*Work task*: Leave out all images and set down the records exactly as given.

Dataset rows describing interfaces
-----
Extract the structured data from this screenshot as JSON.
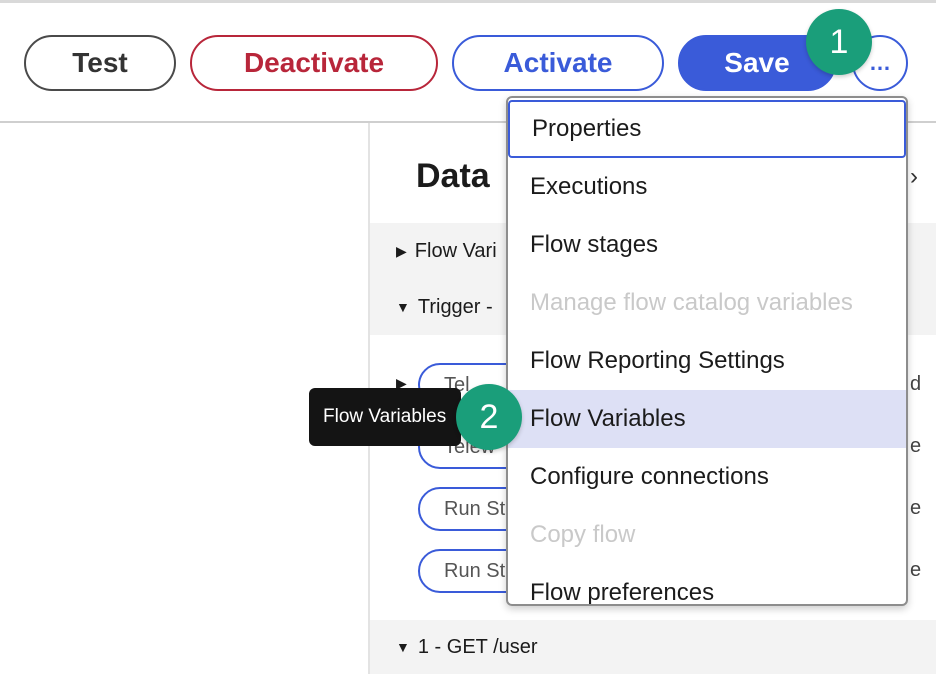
{
  "toolbar": {
    "test_label": "Test",
    "deactivate_label": "Deactivate",
    "activate_label": "Activate",
    "save_label": "Save",
    "more_label": "…"
  },
  "badges": {
    "step1": "1",
    "step2": "2"
  },
  "panel": {
    "title": "Data",
    "chevron": "›",
    "rows": {
      "flow_vars": "Flow Vari",
      "trigger": "Trigger -",
      "get_user": "1 - GET /user"
    },
    "pills": [
      {
        "label": "Tel",
        "right": "d"
      },
      {
        "label": "Telew",
        "right": "e"
      },
      {
        "label": "Run St",
        "right": "e"
      },
      {
        "label": "Run St",
        "right": "e"
      }
    ]
  },
  "menu": {
    "items": [
      {
        "label": "Properties",
        "state": "focused"
      },
      {
        "label": "Executions",
        "state": "normal"
      },
      {
        "label": "Flow stages",
        "state": "normal"
      },
      {
        "label": "Manage flow catalog variables",
        "state": "disabled"
      },
      {
        "label": "Flow Reporting Settings",
        "state": "normal"
      },
      {
        "label": "Flow Variables",
        "state": "highlighted"
      },
      {
        "label": "Configure connections",
        "state": "normal"
      },
      {
        "label": "Copy flow",
        "state": "disabled"
      },
      {
        "label": "Flow preferences",
        "state": "normal"
      }
    ]
  },
  "tooltip": {
    "text": "Flow Variables"
  },
  "colors": {
    "accent": "#3a5bd9",
    "danger": "#b8263a",
    "badge": "#1a9e7a",
    "highlight": "#dde0f5"
  }
}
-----
*Answer*:
Extract the structured data from this screenshot as JSON.
{
  "toolbar": {
    "test_label": "Test",
    "deactivate_label": "Deactivate",
    "activate_label": "Activate",
    "save_label": "Save",
    "more_label": "…"
  },
  "badges": {
    "step1": "1",
    "step2": "2"
  },
  "panel": {
    "title": "Data",
    "chevron": "›",
    "rows": {
      "flow_vars": "Flow Vari",
      "trigger": "Trigger -",
      "get_user": "1 - GET /user"
    },
    "pills": [
      {
        "label": "Tel",
        "right": "d"
      },
      {
        "label": "Telew",
        "right": "e"
      },
      {
        "label": "Run St",
        "right": "e"
      },
      {
        "label": "Run St",
        "right": "e"
      }
    ]
  },
  "menu": {
    "items": [
      {
        "label": "Properties",
        "state": "focused"
      },
      {
        "label": "Executions",
        "state": "normal"
      },
      {
        "label": "Flow stages",
        "state": "normal"
      },
      {
        "label": "Manage flow catalog variables",
        "state": "disabled"
      },
      {
        "label": "Flow Reporting Settings",
        "state": "normal"
      },
      {
        "label": "Flow Variables",
        "state": "highlighted"
      },
      {
        "label": "Configure connections",
        "state": "normal"
      },
      {
        "label": "Copy flow",
        "state": "disabled"
      },
      {
        "label": "Flow preferences",
        "state": "normal"
      }
    ]
  },
  "tooltip": {
    "text": "Flow Variables"
  },
  "colors": {
    "accent": "#3a5bd9",
    "danger": "#b8263a",
    "badge": "#1a9e7a",
    "highlight": "#dde0f5"
  }
}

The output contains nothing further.